Other answers require 3rd-party software or a running task/service, and many have to be repeated after Windows updates. This solution has several advantages:
- It's fast & easy: Just a single cmd command
- It's permanent: No need to repeat after Windows Updates
- It's lightweight: No running services or tasks required
Run this command in Command Prompt as administrator:
cd C:\Windows\System32\Tasks\Microsoft\Windows\UpdateOrchestrator && rename Reboot Reboot.backup & rename Reboot_Battery Reboot_Battery.backup & rename Reboot_AC Reboot_AC.backup & rename USO_UxBroker USO_UxBroker.backup & mkdir Reboot & mkdir Reboot_Battery & mkdir Reboot_AC & mkdir USO_UxBroker & copy NUL Reboot\empty_file & copy NUL Reboot_Battery\empty_file & copy NUL Reboot_AC\empty_file & copy NUL USO_UxBroker\empty_file
Backup solution if you get an access denied error:
cd C:\Windows\System32\Tasks\Microsoft\Windows && takeown /F UpdateOrchestrator /A /R /D y && icacls UpdateOrchestrator /reset /T /C && icacls UpdateOrchestrator /T /C /grant *S-1-5-32-544:F && cd UpdateOrchestrator && rename Reboot Reboot.backup & rename Reboot_Battery Reboot_Battery.backup & rename Reboot_AC Reboot_AC.backup & rename USO_UxBroker USO_UxBroker.backup & mkdir Reboot & mkdir Reboot_Battery & mkdir Reboot_AC & mkdir USO_UxBroker & copy NUL Reboot\empty_file & copy NUL Reboot_Battery\empty_file & copy NUL Reboot_AC\empty_file & copy NUL USO_UxBroker\empty_file
This last command does the same thing, but first gives Administrators ownership of and full permissions to the UpdateOrchestrator folder & contents.
It seems some of the old tasks are being phased out, resulting in "not found" error messages when running the command.

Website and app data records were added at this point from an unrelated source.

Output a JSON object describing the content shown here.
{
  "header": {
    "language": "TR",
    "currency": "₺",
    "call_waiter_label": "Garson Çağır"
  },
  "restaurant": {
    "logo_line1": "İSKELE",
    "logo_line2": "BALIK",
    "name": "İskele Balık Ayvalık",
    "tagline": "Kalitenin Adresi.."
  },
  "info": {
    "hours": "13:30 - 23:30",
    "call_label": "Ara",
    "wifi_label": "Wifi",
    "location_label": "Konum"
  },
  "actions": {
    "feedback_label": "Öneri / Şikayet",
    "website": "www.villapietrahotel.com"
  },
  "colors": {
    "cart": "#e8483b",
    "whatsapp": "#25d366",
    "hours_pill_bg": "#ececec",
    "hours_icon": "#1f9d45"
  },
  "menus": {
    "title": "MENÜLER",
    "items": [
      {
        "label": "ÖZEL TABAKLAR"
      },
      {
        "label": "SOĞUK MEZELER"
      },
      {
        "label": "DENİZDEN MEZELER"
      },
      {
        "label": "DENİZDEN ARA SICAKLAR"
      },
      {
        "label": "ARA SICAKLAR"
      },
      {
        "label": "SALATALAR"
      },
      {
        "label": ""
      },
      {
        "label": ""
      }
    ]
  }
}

These are safe to ignore, as the commands will still prevent reboots.
What it does
Automatic reboots after updates are performed by Windows Tasks, specifically one of
USO_UxBroker. These tasks are defined in files in the
This solution renames these files and creates folders with the same names in their place. It then puts an empty file in each of the created folders.
This effectively deletes the tasks responsible for the auto-reboots, and prevents Windows from re-creating them.
Why it works
Windows can no longer run the
USO_UxBroker tasks after an update because they no longer exist (except as backups with different names).
When this happens, Windows will attempt to fix the problem by re-creating (or fixing) the expected tasks (files), and then run them. However, Windows will fail to create the needed files because there's a folder with the same name in the target folder and two items in the same folder can't have the same name.
Moreover, since folders and files are different things, Windows will not be able to modify the folders into files containing the correct Task definitions.
Finally, because the command puts an empty file in each of the created folders, it's very unlikely that they will be automatically deleted (which is necessary to re-create the tasks). This is because deleting folders with contents requires a recursive delete command, which would never be used for deleting an object that Windows expects to be a file.
For these reasons, this solution is much more robust than those relying on changing file ownership/access and/or modifying the relevant tasks, something that can be (and frequently is) "fixed" by Windows during updates.
Sources & testing of the solution
I learned about the technique used in my solution from this article. I have been using this technique for several years and have not experienced a single auto-reboot in all this time except this January (2020) when Microsoft added the new
Reboot_Battery tasks, which are now also used by Windows Update to initiate automatic restarts.
I have updated the solution myself to account for the new tasks, and it has successfully prevented reboots after the changes I've made.
Late 2020, the task
USO_UxBroker was added to Windows. The task description (
This task triggers a system reboot following update installation) confirms its purpose, so the solution now also neutralizes this task. Thanks to @Simon East for pointing out this task in the comments.
The entire answer, including the cmd commands, is my own original work.